Hour Hey, and I was wondering, how did the guy in the mud not suffocate?
Jason It was a stuntman.
Carlos He was initially trained as a deep-sea diver, so he’s very comfortable in and around water, and he would submerge his head in the mud, and we would do our shot, and then he’d come out. Back and forth, back and forth. But underneath him we’d wired up a hot water tank to a serpentine track tubing that warmed the mud. Because that’s just the kind of guys we are.
Hour So you basically gave your stuntman a spa experience.
Jason Yeah, his skin never looked so good after all that mud!
Carlos He should have paid us, for God’s sake.
Hour It must be amazing for you to work with all these people, since you have such big, varied crews. I mean, stuntmen are fucking cool.
Carlos We always end up with characters.
Jason It’s a good part of the job, because you’re always seeking different things, and you never know what you’re going to find.
Hour It’s pretty impressive to have watched you guys from moment one – you just kind of bust onto the scene, and today you’ve got more success than the average 50-year-old artist can dream of. Why do you think happened? Is there anyone you credit with having pointed you in the right direction? Where did you get your golden touch?
Jason I don’t think it’s the golden touch – it’s hard work! But we were fortunate to meet gallery owners early on who we got along with and who liked our work. Basically at one Scope, the art fair in Miami, we met Christopher Cutts [from Toronto] and Adrian from Torch Gallery in Amsterdam, and we just hit it off. We have the same type of character and we got along, which I think is one of the most important things, before somebody liking your work.
Carlos It’s also meeting people, you know, being at these art fairs, having drinks with people, laughing, partying with people. I think that’s really important. I think a lot more artists should do that.
Jason There’s a very human element to success. It’s not just about business or work, there has to be more of a personal connection for things to work.
Carlos For sure.
Carlos and Jason Sanchez
At Parisian Laundry (3550 St-Antoine W.), Sept. 6 to Oct. 21
Vernissage Sept. 6 at 6 p.m.
OTHER LOCAL LUMINARIES

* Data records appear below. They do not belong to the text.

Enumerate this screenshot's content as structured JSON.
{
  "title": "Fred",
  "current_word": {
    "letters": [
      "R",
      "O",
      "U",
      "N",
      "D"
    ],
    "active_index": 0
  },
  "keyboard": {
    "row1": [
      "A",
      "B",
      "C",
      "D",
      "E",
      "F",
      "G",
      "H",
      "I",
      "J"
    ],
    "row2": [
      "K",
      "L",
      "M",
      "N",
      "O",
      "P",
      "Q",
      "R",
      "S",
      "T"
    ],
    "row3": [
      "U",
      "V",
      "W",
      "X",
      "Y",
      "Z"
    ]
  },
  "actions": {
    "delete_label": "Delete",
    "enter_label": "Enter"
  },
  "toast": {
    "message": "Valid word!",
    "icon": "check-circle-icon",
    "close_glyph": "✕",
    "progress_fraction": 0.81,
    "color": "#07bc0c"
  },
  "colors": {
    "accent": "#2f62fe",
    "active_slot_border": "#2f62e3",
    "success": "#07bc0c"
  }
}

The Sanchez brothers stand tall among the admirable selection of local artists at the Mois this year. Obviously, part of the thrill of this sort of international festival is to see art from around the world (this edition brings exciting guests like Finland’s Salla Tykkä, France’s Éric Baudelaire and Americans Eve Sussman and The Rufus Corporation), but I’m always one for praising the jewels we may not have noticed in our own backyard.
Swiss Montrealer Thomas Kneubühler has a great project called Access Denied, a series of larger-than-life portraits of local security guards in their places of work that will be posted outdoors, on building walls in St-Henri, near Parisian Laundry (3550 St-Antoine W.). The project, which launches Sept. 7 at 7:30 p.m., deepens his investigation of the North American obsession with security.
Marisa Portolese brings her sophisticated approach to portraiture and her desire to uncover the intricacies of human vulnerability to the exterior walls of Théâtre du Nouveau Monde (84 Ste-Catherine W.). Come inaugurate it on Sept. 7 at 8 p.m.
On Sept. 13 at 6 p.m., Taiwanese Montrealer Chih-Chien Wang launches his installation Le Nid at Dare-Dare, in the unnamed park at Clark and Van Horne. He muses on the innumerable unseen traces each of us leaves behind throughout our urban migrations in his installation, which features noise-detection technology and a bridge.
Bettina Hoffmann, a Montrealer born in Germany, continues her fascinating exploration of absence of action with two new video works, Décalage and Momentum, presented at Dazibao (4001 Berri). The exhibition opens Sept. 8 at 7 p.m.
And over at Concordia’s Ellen Gallery (1400 De Maisonneuve W.), Adad Hannah analyses, mimics and modifies art-historical approaches to narrative conventions. The series Museum Stills creates museum-themed tableaux vivants, while Recast and Reshoot reimagines Rodin’s work Les Bourgeois de Calais. Celebrate its vernissage on Sept. 7 at 5:30 p.m.